Building a Practice Website That Works

Stand out from the competition and put your best professional foot forward

Entering web address
Practice Management

If your practice doesn’t already have a website, you’ve probably considered getting one. Clinical Practice Today spoke with Kenneth Hertz, principal consultant of the Medical Group Management Association, about important considerations in creating and managing an effective medical practice website. It’s primarily about asking yourself the right questions, Hertz says, and getting the right help.

Why Do You Need a Website?

Okay, so you’ve decided your practice absolutely needs a website.

Why? “’Because every other practice has one!’ is often the answer,” says Hertz, “But that’s not a good reason.” As a first step, Hertz encourages physicians to really think about what they want from an online presence.

Typically, a website is a potential patient’s first impression of your practice. Patients want to learn about you and your staff, understand the services you have to offer, and get a feel for your approach to care. For current patients, a website can offer convenient services and useful information.

Websites, however, are generally part of an overall marketing plan, Hertz says. “It’s important that physicians don’t think that if they just do a website, that will be all they need to do to market their practice,” he says. “It’s only a piece.”

Basic Website or Advanced Features?

Medical practice websites can run the gamut from a few simple pages of basic information to sophisticated sites with custom graphics, embedded videos, and secured patient portals that provided access to electronic health records (EHRs) and appointment booking. You have to decide not only what kind of image you want to present to prospective patients but also what tools you’d like to offer your existing patients. The table below lists some common features you might consider.

Basic Medical Practice Website

Advanced Features

  • Home page
  • Healthcare provider/staff bios/photos
  • Services and procedures
  • Office hours, contact info
  • Directions/location map
  • Insurance plans accepted
  • Downloadable patient forms

 

  • Customized and/or multimedia graphics
  • Appointment-booking capabilities
  • Patient portal
  • Online bill-paying service
  • Blog/patient newsletter
  • Patient education materials
  • Testimonials
  • Customized content management; site maintenance

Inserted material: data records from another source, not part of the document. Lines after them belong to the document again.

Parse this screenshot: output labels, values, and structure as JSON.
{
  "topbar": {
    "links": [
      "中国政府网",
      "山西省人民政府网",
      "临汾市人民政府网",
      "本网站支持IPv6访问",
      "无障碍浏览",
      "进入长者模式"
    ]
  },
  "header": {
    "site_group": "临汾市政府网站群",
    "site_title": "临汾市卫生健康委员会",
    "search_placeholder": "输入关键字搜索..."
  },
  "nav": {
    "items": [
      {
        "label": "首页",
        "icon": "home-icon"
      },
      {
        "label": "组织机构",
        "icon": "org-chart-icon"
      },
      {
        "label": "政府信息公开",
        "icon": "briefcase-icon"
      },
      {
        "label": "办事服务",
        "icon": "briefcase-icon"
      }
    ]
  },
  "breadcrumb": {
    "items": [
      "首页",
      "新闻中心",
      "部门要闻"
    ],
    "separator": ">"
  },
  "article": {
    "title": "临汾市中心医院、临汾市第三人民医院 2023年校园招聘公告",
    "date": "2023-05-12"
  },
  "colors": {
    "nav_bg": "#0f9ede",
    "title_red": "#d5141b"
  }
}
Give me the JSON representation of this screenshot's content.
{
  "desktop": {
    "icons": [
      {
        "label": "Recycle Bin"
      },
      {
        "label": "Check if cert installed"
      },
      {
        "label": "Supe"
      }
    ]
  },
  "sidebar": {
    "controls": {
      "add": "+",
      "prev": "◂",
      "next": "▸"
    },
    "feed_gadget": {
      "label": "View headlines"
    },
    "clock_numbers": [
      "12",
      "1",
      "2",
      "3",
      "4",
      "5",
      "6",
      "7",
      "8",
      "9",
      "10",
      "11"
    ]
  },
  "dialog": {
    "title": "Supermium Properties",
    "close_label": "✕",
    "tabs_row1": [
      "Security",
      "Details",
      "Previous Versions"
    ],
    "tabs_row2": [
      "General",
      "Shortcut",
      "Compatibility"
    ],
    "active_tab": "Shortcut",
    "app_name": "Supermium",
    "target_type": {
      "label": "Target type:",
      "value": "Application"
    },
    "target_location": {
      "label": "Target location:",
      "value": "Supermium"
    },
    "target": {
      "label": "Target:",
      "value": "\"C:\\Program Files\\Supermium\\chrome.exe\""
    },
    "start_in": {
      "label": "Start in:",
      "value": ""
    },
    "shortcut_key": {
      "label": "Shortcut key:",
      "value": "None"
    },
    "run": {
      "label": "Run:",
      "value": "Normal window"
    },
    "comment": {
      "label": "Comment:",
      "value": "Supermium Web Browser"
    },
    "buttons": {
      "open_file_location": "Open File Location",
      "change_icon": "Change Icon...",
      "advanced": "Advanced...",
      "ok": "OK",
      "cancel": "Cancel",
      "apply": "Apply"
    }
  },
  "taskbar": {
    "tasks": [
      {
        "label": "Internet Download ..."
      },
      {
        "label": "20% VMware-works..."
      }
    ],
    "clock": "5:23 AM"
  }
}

Caution: Don’t Try This at Home!

Even though a plethora of web-building software programs and low-cost templates are available to consumers, Hertz strongly urges physicians to avoid the temptation of trying to build their own website. “Have it professionally done,” he counsels. “Can you do it yourself? Yes, there are some docs who might be proficient in this area,” but most aren’t, he says. Additionally, building a website and maintaining it takes a substantial time commitment.

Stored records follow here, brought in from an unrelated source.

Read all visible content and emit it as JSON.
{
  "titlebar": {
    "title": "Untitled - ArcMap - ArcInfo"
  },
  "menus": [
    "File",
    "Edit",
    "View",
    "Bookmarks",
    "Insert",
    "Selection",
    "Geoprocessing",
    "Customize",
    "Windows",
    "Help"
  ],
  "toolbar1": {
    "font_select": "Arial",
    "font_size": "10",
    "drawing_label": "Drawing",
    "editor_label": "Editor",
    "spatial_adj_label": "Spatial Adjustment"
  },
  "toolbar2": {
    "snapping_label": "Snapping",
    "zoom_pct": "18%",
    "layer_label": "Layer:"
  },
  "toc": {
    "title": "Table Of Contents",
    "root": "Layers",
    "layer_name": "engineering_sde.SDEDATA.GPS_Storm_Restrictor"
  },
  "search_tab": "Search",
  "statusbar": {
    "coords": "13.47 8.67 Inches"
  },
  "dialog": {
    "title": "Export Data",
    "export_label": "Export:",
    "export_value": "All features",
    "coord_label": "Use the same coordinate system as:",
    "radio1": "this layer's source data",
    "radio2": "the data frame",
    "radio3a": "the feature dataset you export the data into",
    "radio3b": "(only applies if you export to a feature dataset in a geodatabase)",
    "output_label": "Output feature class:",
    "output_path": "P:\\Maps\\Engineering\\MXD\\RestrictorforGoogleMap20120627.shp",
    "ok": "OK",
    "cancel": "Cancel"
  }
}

Look for a web designer who is committed not just to making a visually attractive website, but who can create effective messaging and cultivate an online presence for your practice. Web designers are experts in search engine optimization, the key process to drive traffic to your site. Moreover, a version of the website optimized for mobile phones and tablets is no longer an option—it’s an absolute necessity, Hertz says. If your practice has a social media presence, it, too, should be integrated with the new website.

Professionally designed medical practice websites can be relatively inexpensive—starting at around $1,500-$2,000—but can easily run over $10,000, depending on complexity and features, Hertz says. Enlisting the help of web designers or agencies who specialize in medical practice websites can be worth the investment, as they are likely to be familiar with important regulatory issues like HIPAA, can provide targeted medical specialty content, and are knowledgeable about the integration of patient portals, the EHR, and other advanced practice-specific features.

If cost is a limiting factor, Hertz suggests seeking out local web designers that may charge less than big medical marketing agencies. “Even in small communities, you can find graphic designers or artists who know the tricks of the trade,” he says. Whoever you choose, be sure to view their portfolio first and ask for references.

Congratulations, Your Practice is Online! Now What?

What happens after the website is launched is critically important to its ongoing effectiveness, Hertz says. Websites need routine checkups to look for and modify:

  • Outdated provider profiles, insurance plans accepted, locations, phone numbers
  • Poorly sourced or outdated patient education pages, patient forms
  • Dead links, “error” messages
  • Old, tired layouts, graphics, and text fonts

Hertz suggests leaving these tasks to the professionals as well. Web designers know the ins and outs of ongoing site maintenance and keeping content up-to-date. However, if your practice is large enough to have a dedicated technology specialist on staff, that person may be able to help out with some of these chores.

In conclusion, Hertz says, “There’s no mystery to a great medical practice website: think about it, plan it, and keep it up to date.”